This park was extremely well-maintained. In fact, the expertly trimmed undergrowth and general landscaped feel removed some of the feeling of wildness from the park. All of the facilities were in excellent repair. The entire park was very clean; I'm not sure I saw a single scrap of litter. I never interacted with the hosts here and had a hard time tracking down the rangers on Saturday. It seemed like their booth was closed all day. When I did chat with one, he definitely knew the information you'd find in a pamphlet about the park. After I pressed, he shared the story about the Bird Lady. He knew what he was doing, but I didn't feel like there was much he had to share that was a special "extra." In general, I'd give it a 4.5.
Low-to-moderately priced, Champoeg State Park is a neat, self-contained park filled with a number of activities. However, with powerlines visible in parts of the park, homes, and the manicured look, the park sometimes feels less outdoors and more vacationy. I feel like the value here is a 4.

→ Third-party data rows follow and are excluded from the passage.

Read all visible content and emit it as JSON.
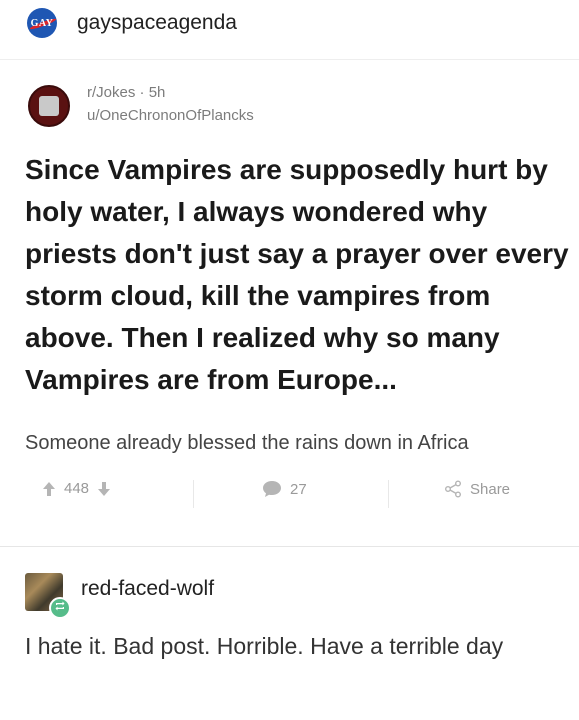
{
  "header": {
    "logo_text": "GAY",
    "blog_name": "gayspaceagenda"
  },
  "reddit_post": {
    "subreddit": "r/Jokes",
    "age": "5h",
    "meta_sep": "·",
    "username": "u/OneChrononOfPlancks",
    "title": "Since Vampires are supposedly hurt by holy water, I always wondered why priests don't just say a prayer over every storm cloud, kill the vampires from above. Then I realized why so many Vampires are from Europe...",
    "body": "Someone already blessed the rains down in Africa",
    "score": "448",
    "comments": "27",
    "share_label": "Share"
  },
  "reblog": {
    "username": "red-faced-wolf",
    "comment": "I hate it. Bad post. Horrible. Have a terrible day"
  },
  "colors": {
    "logo_blue": "#1f57b3",
    "reblog_green": "#56bc8a"
  }
}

Each site comes with mobile tables and firepits with water and sink disposal accessible. Interestingly enough, this park still offers dumpsters and recycling centers throughout the park rather than a central compactor. Hosts sell firewood and ice and the park also offers visitor parking. As far as sites go, Champoeg offers traditional tent sites, hook-ups with and without electricity, yurts, small cabins, and three group sites. The day use area is large with many gathering areas as well as individual picnic areas. It has disc golf, trails, and horseshoes. Wildlife is abundant at this park with gophers, moles, and/or voles making their presence known through little mounds here and there. There are many songbirds as well as nesting osprey. Garter snakes, coyotes, deer, squirrels, and other common northwest animals are all potential sightings here.

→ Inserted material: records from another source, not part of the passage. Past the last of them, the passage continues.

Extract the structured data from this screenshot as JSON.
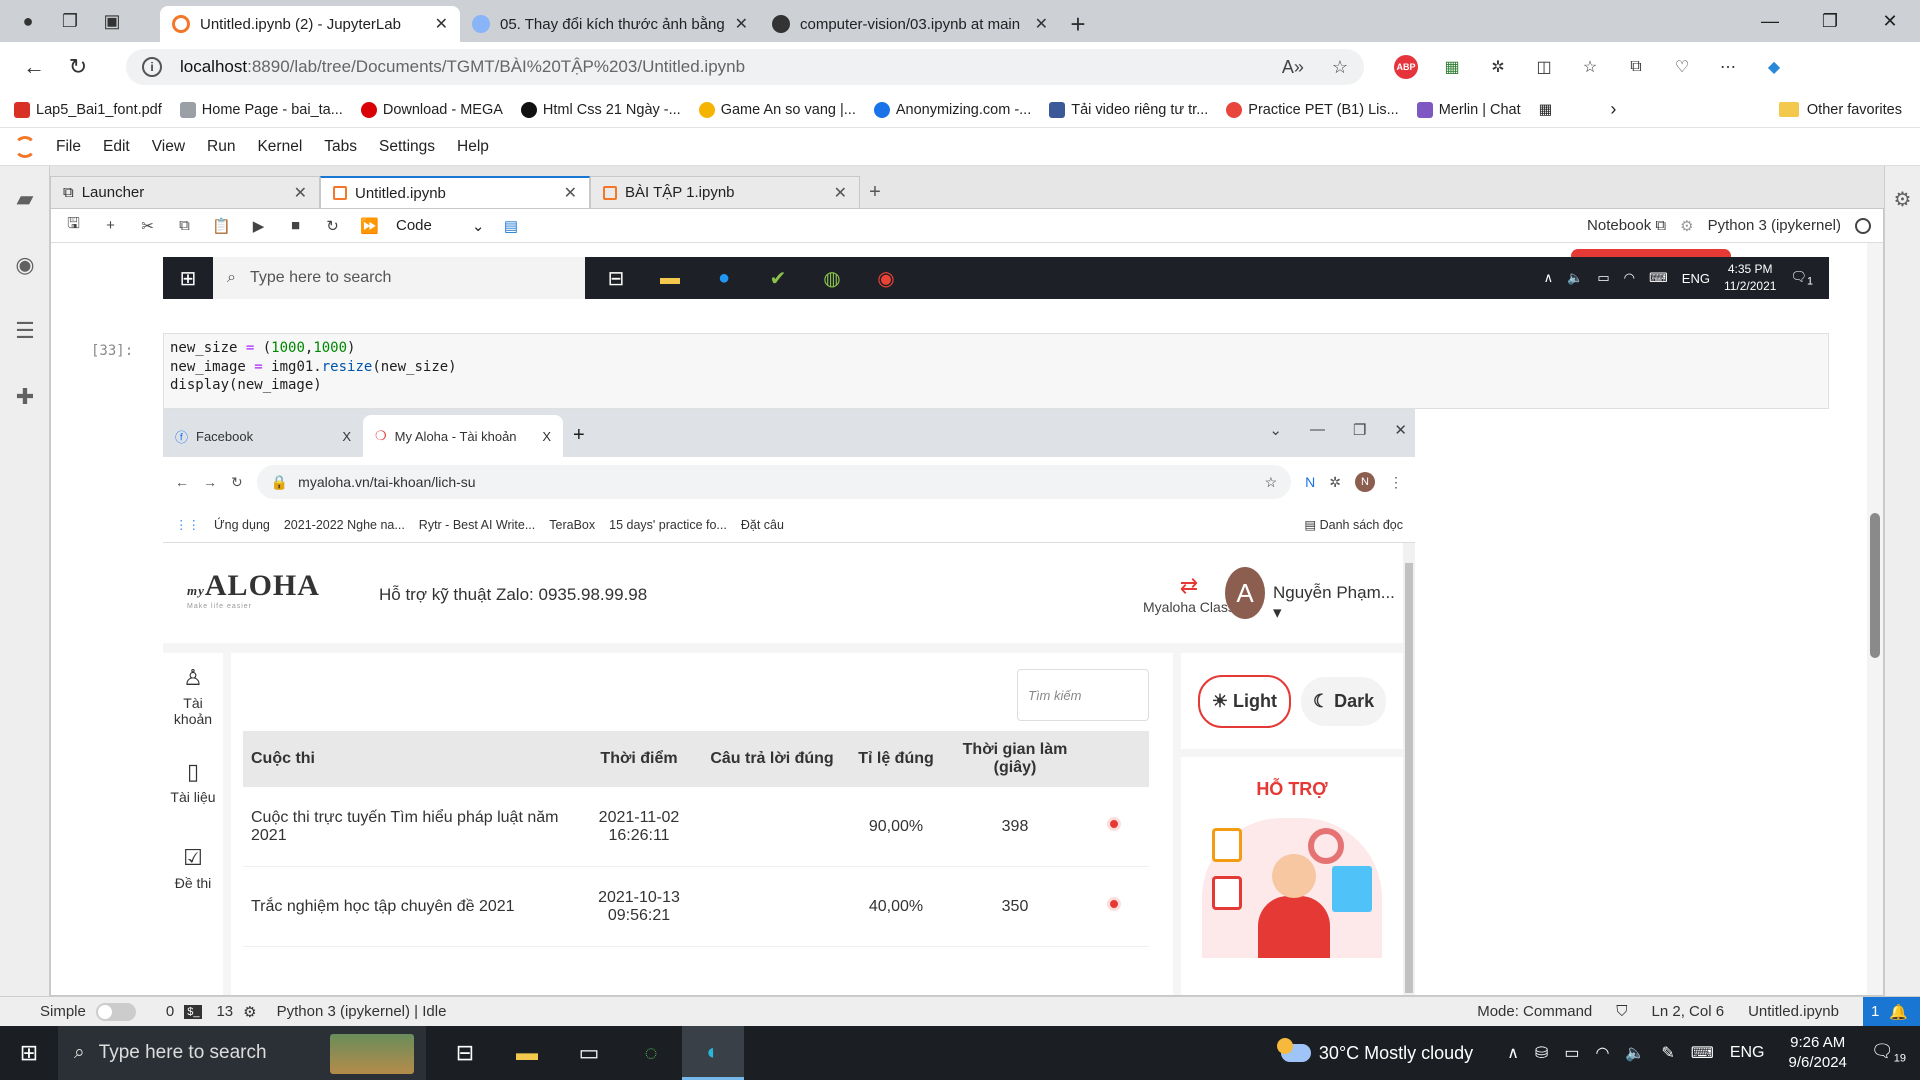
{
  "browser": {
    "tabs": [
      {
        "title": "Untitled.ipynb (2) - JupyterLab",
        "active": true,
        "favicon_color": "#f37726"
      },
      {
        "title": "05. Thay đổi kích thước ảnh bằng",
        "active": false,
        "favicon_color": "#8ab4f8"
      },
      {
        "title": "computer-vision/03.ipynb at main",
        "active": false,
        "favicon_color": "#333333"
      }
    ],
    "url_host": "localhost",
    "url_rest": ":8890/lab/tree/Documents/TGMT/BÀI%20TẬP%203/Untitled.ipynb",
    "bookmarks": [
      {
        "label": "Lap5_Bai1_font.pdf",
        "color": "#d93025"
      },
      {
        "label": "Home Page - bai_ta...",
        "color": "#9aa0a6"
      },
      {
        "label": "Download - MEGA",
        "color": "#d90007"
      },
      {
        "label": "Html Css 21 Ngày -...",
        "color": "#111111"
      },
      {
        "label": "Game An so vang |...",
        "color": "#f4b400"
      },
      {
        "label": "Anonymizing.com -...",
        "color": "#1a73e8"
      },
      {
        "label": "Tải video riêng tư tr...",
        "color": "#3b5998"
      },
      {
        "label": "Practice PET (B1) Lis...",
        "color": "#e8453c"
      },
      {
        "label": "Merlin | Chat",
        "color": "#7e57c2"
      }
    ],
    "other_favorites": "Other favorites"
  },
  "jupyter": {
    "menu": [
      "File",
      "Edit",
      "View",
      "Run",
      "Kernel",
      "Tabs",
      "Settings",
      "Help"
    ],
    "tabs": [
      {
        "title": "Launcher",
        "active": false
      },
      {
        "title": "Untitled.ipynb",
        "active": true
      },
      {
        "title": "BÀI TẬP 1.ipynb",
        "active": false
      }
    ],
    "cell_type": "Code",
    "notebook_label": "Notebook",
    "kernel": "Python 3 (ipykernel)",
    "prompt": "[33]:",
    "code": {
      "line1_a": "new_size ",
      "line1_op": "=",
      "line1_b": " (",
      "line1_n1": "1000",
      "line1_c": ",",
      "line1_n2": "1000",
      "line1_d": ")",
      "line2_a": "new_image ",
      "line2_op": "=",
      "line2_b": " img01.",
      "line2_fn": "resize",
      "line2_c": "(new_size)",
      "line3": "display(new_image)"
    },
    "status": {
      "mode_label": "Simple",
      "count_a": "0",
      "count_b": "13",
      "kernel_status": "Python 3 (ipykernel) | Idle",
      "mode": "Mode: Command",
      "cursor": "Ln 2, Col 6",
      "filename": "Untitled.ipynb",
      "notifications": "1"
    }
  },
  "prev_output_taskbar": {
    "search": "Type here to search",
    "lang": "ENG",
    "time": "4:35 PM",
    "date": "11/2/2021",
    "badge": "1"
  },
  "output_image": {
    "tabs": [
      {
        "title": "Facebook",
        "active": false
      },
      {
        "title": "My Aloha - Tài khoản",
        "active": true
      }
    ],
    "url": "myaloha.vn/tai-khoan/lich-su",
    "bookmarks": [
      "Ứng dụng",
      "2021-2022 Nghe na...",
      "Rytr - Best AI Write...",
      "TeraBox",
      "15 days' practice fo...",
      "Đặt câu"
    ],
    "reading_list": "Danh sách đọc",
    "logo_text": "ALOHA",
    "logo_prefix": "my",
    "logo_tagline": "Make life easier",
    "support": "Hỗ trợ kỹ thuật Zalo: 0935.98.99.98",
    "myaloha_class": "Myaloha Class",
    "avatar_letter": "A",
    "user_name": "Nguyễn Phạm...",
    "sidebar": [
      "Tài khoản",
      "Tài liệu",
      "Đề thi"
    ],
    "search_placeholder": "Tìm kiếm",
    "table": {
      "headers": [
        "Cuộc thi",
        "Thời điểm",
        "Câu trả lời đúng",
        "Tỉ lệ đúng",
        "Thời gian làm (giây)"
      ],
      "rows": [
        [
          "Cuộc thi trực tuyến Tìm hiểu pháp luật năm 2021",
          "2021-11-02 16:26:11",
          "",
          "90,00%",
          "398"
        ],
        [
          "Trắc nghiệm học tập chuyên đề 2021",
          "2021-10-13 09:56:21",
          "",
          "40,00%",
          "350"
        ]
      ]
    },
    "theme_light": "Light",
    "theme_dark": "Dark",
    "support_heading": "HỖ TRỢ"
  },
  "taskbar": {
    "search": "Type here to search",
    "weather": "30°C  Mostly cloudy",
    "lang": "ENG",
    "time": "9:26 AM",
    "date": "9/6/2024",
    "badge": "19"
  }
}
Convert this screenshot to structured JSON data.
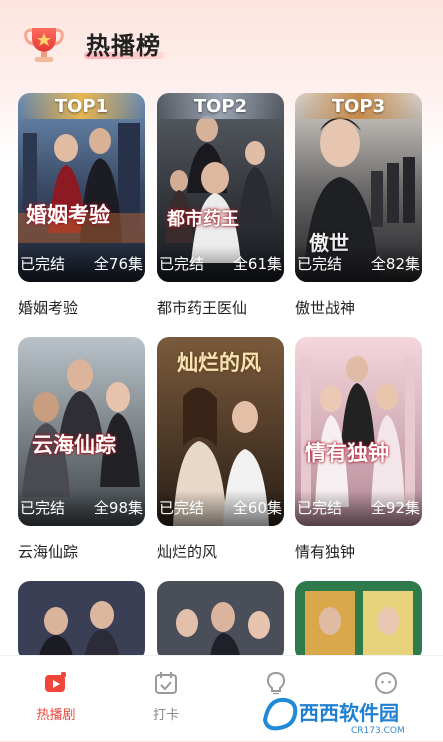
{
  "header": {
    "title": "热播榜",
    "icon": "trophy-icon"
  },
  "cards": [
    {
      "rank": "TOP1",
      "status": "已完结",
      "episodes": "全76集",
      "name": "婚姻考验",
      "poster_text": "婚姻考验"
    },
    {
      "rank": "TOP2",
      "status": "已完结",
      "episodes": "全61集",
      "name": "都市药王医仙",
      "poster_text": "都市药王"
    },
    {
      "rank": "TOP3",
      "status": "已完结",
      "episodes": "全82集",
      "name": "傲世战神",
      "poster_text": "傲世"
    },
    {
      "rank": "",
      "status": "已完结",
      "episodes": "全98集",
      "name": "云海仙踪",
      "poster_text": "云海仙踪"
    },
    {
      "rank": "",
      "status": "已完结",
      "episodes": "全60集",
      "name": "灿烂的风",
      "poster_text": "灿烂的风"
    },
    {
      "rank": "",
      "status": "已完结",
      "episodes": "全92集",
      "name": "情有独钟",
      "poster_text": "情有独钟"
    }
  ],
  "tabbar": {
    "items": [
      {
        "label": "热播剧",
        "icon": "play-video-icon",
        "active": true
      },
      {
        "label": "打卡",
        "icon": "calendar-check-icon",
        "active": false
      },
      {
        "label": "",
        "icon": "lightbulb-icon",
        "active": false
      },
      {
        "label": "",
        "icon": "chat-face-icon",
        "active": false
      }
    ]
  },
  "watermark": {
    "brand": "西西软件园",
    "url": "CR173.COM"
  },
  "colors": {
    "accent": "#f0463a",
    "rank1": "#e9b64f",
    "rank2": "#9aa4b2",
    "rank3": "#c98b4a"
  }
}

As I was group camping, I did not pay. I believe the ranger booth accepted at least cards and cash, with checks a possibility as well. I noticed a few mosquitoes and no-see-ums around twilight, so during the buggy times of year, I'd be sure to bring repellent. Pit toilets, flush toilets, and showers were all available. In fact, one of the central bathrooms has been newly remodeled or rebuilt; I'm not clear which. I admit, I did not specifically check cell reception, but I know it was fine at the day use area and group site. With the proximity of the park to freeways, I feel fairly confident in saying you'd likely get reception throughout the park. Check out their website as they actually have a short video showing highlights of the campsites and day use areas.
How hard is it to find?

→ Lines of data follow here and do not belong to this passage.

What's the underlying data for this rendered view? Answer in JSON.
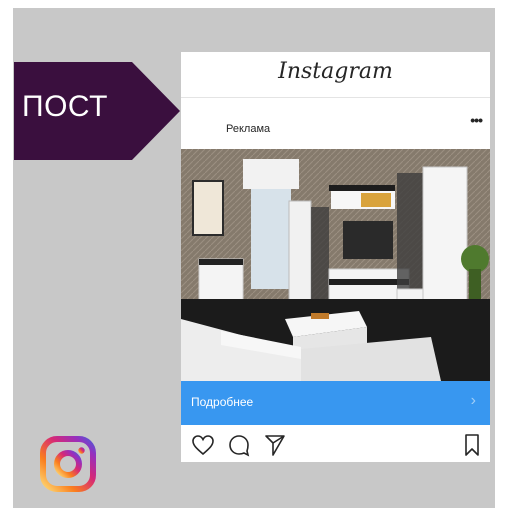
{
  "slide": {
    "label": "ПОСТ",
    "label_bg": "#3a0f3e",
    "frame_bg": "#c8c8c8"
  },
  "post": {
    "brand": "Instagram",
    "sponsored_label": "Реклама",
    "more_icon": "•••",
    "photo_description_icon": "living-room-furniture-photo",
    "cta_label": "Подробнее",
    "cta_arrow": "›",
    "cta_color": "#3897f0"
  },
  "actions": {
    "like_icon": "heart-icon",
    "comment_icon": "comment-icon",
    "share_icon": "send-icon",
    "save_icon": "bookmark-icon"
  },
  "logo": {
    "name": "instagram-logo-icon"
  }
}
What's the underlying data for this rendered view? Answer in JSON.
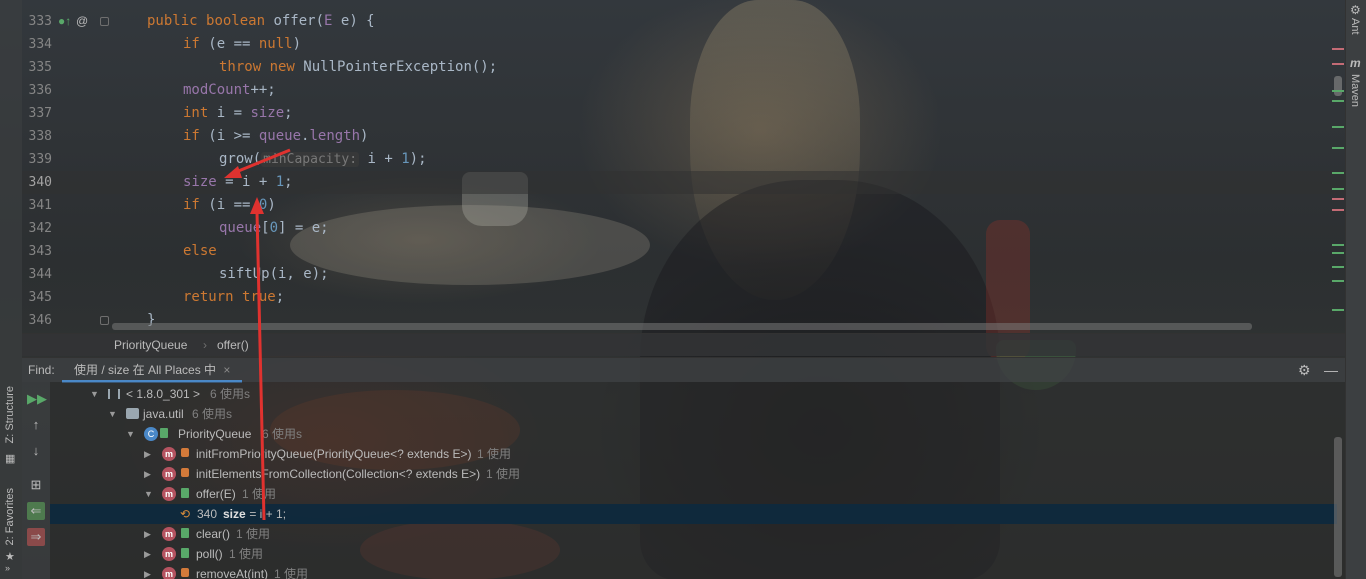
{
  "editor": {
    "current_line": "340",
    "lines": [
      {
        "n": "333",
        "pre": "",
        "parts": [
          [
            "kw",
            "public "
          ],
          [
            "kw",
            "boolean "
          ],
          [
            "t",
            "offer("
          ],
          [
            "fld",
            "E"
          ],
          [
            "t",
            " e) {"
          ]
        ]
      },
      {
        "n": "334",
        "parts": [
          [
            "kw",
            "if "
          ],
          [
            "t",
            "(e == "
          ],
          [
            "kw",
            "null"
          ],
          [
            "t",
            ")"
          ]
        ]
      },
      {
        "n": "335",
        "parts": [
          [
            "kw",
            "throw new "
          ],
          [
            "t",
            "NullPointerException();"
          ]
        ]
      },
      {
        "n": "336",
        "parts": [
          [
            "fld",
            "modCount"
          ],
          [
            "t",
            "++;"
          ]
        ]
      },
      {
        "n": "337",
        "parts": [
          [
            "kw",
            "int "
          ],
          [
            "t",
            "i = "
          ],
          [
            "fld",
            "size"
          ],
          [
            "t",
            ";"
          ]
        ]
      },
      {
        "n": "338",
        "parts": [
          [
            "kw",
            "if "
          ],
          [
            "t",
            "(i >= "
          ],
          [
            "fld",
            "queue"
          ],
          [
            "t",
            "."
          ],
          [
            "fld",
            "length"
          ],
          [
            "t",
            ")"
          ]
        ]
      },
      {
        "n": "339",
        "parts": [
          [
            "t",
            "grow("
          ],
          [
            "hint",
            "minCapacity:"
          ],
          [
            "t",
            " i + "
          ],
          [
            "num",
            "1"
          ],
          [
            "t",
            ");"
          ]
        ]
      },
      {
        "n": "340",
        "parts": [
          [
            "fld",
            "size "
          ],
          [
            "t",
            "= i + "
          ],
          [
            "num",
            "1"
          ],
          [
            "t",
            ";"
          ]
        ]
      },
      {
        "n": "341",
        "parts": [
          [
            "kw",
            "if "
          ],
          [
            "t",
            "(i == "
          ],
          [
            "num",
            "0"
          ],
          [
            "t",
            ")"
          ]
        ]
      },
      {
        "n": "342",
        "parts": [
          [
            "fld",
            "queue"
          ],
          [
            "t",
            "["
          ],
          [
            "num",
            "0"
          ],
          [
            "t",
            "] = e;"
          ]
        ]
      },
      {
        "n": "343",
        "parts": [
          [
            "kw",
            "else"
          ]
        ]
      },
      {
        "n": "344",
        "parts": [
          [
            "t",
            "siftUp(i, e);"
          ]
        ]
      },
      {
        "n": "345",
        "parts": [
          [
            "kw",
            "return "
          ],
          [
            "kw",
            "true"
          ],
          [
            "t",
            ";"
          ]
        ]
      },
      {
        "n": "346",
        "parts": [
          [
            "t",
            "}"
          ]
        ]
      }
    ]
  },
  "breadcrumb": {
    "class_name": "PriorityQueue",
    "method_name": "offer()"
  },
  "find": {
    "label": "Find:",
    "tab_title": "使用 / size 在 All Places 中",
    "tab_close": "×",
    "tree": {
      "jdk": {
        "label": "< 1.8.0_301 >",
        "count": "6 使用s"
      },
      "package": {
        "label": "java.util",
        "count": "6 使用s"
      },
      "class": {
        "label": "PriorityQueue",
        "count": "6 使用s"
      },
      "methods": [
        {
          "label": "initFromPriorityQueue(PriorityQueue<? extends E>)",
          "count": "1 使用",
          "access": "private"
        },
        {
          "label": "initElementsFromCollection(Collection<? extends E>)",
          "count": "1 使用",
          "access": "private"
        },
        {
          "label": "offer(E)",
          "count": "1 使用",
          "access": "public"
        },
        {
          "label": "clear()",
          "count": "1 使用",
          "access": "public"
        },
        {
          "label": "poll()",
          "count": "1 使用",
          "access": "public"
        },
        {
          "label": "removeAt(int)",
          "count": "1 使用",
          "access": "private"
        }
      ],
      "usage": {
        "line": "340",
        "field": "size",
        "rest": " = i + 1;"
      }
    }
  },
  "sidebars": {
    "right": {
      "ant": "Ant",
      "maven": "Maven"
    },
    "left": {
      "structure": "Z: Structure",
      "favorites": "2: Favorites"
    }
  },
  "colors": {
    "keyword": "#cc7832",
    "field": "#9876aa",
    "number": "#6897bb",
    "text": "#a9b7c6",
    "selection": "#0d293e",
    "annotation": "#e0322f"
  }
}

It's very easy; just off the freeway. Hit I-5, get off at exit 278 (Donald/Aurora), turn right at Ehlen (signs for Donald), take a right at Case, and a left at the T which is Champoeg Road. Alternately, if I-5 traffic is bad, you can zip onto 219 and turn onto Champoeg Road that way.
Will you go back?
I'm kind of itching to actually try out the tent sites, so I think I will return. However, I'm more likely to head out to the park to wander around the day use area than to camp.
This campsite is distinct from many of the northwest Oregon sites you will see out there. It is a refreshing change of pace that seems built for a relaxing weekend. Quite frankly, with all the overnight options and the flowery, mixed-forest style of beauty this campsite professes, I would suggest it as a great area for those new to camping. It is the sort of place you could bring a skeptical grandmother to win her over. If not for an overnighter, Champoeg State Park at an overall 4.4 is definitely worth a visit.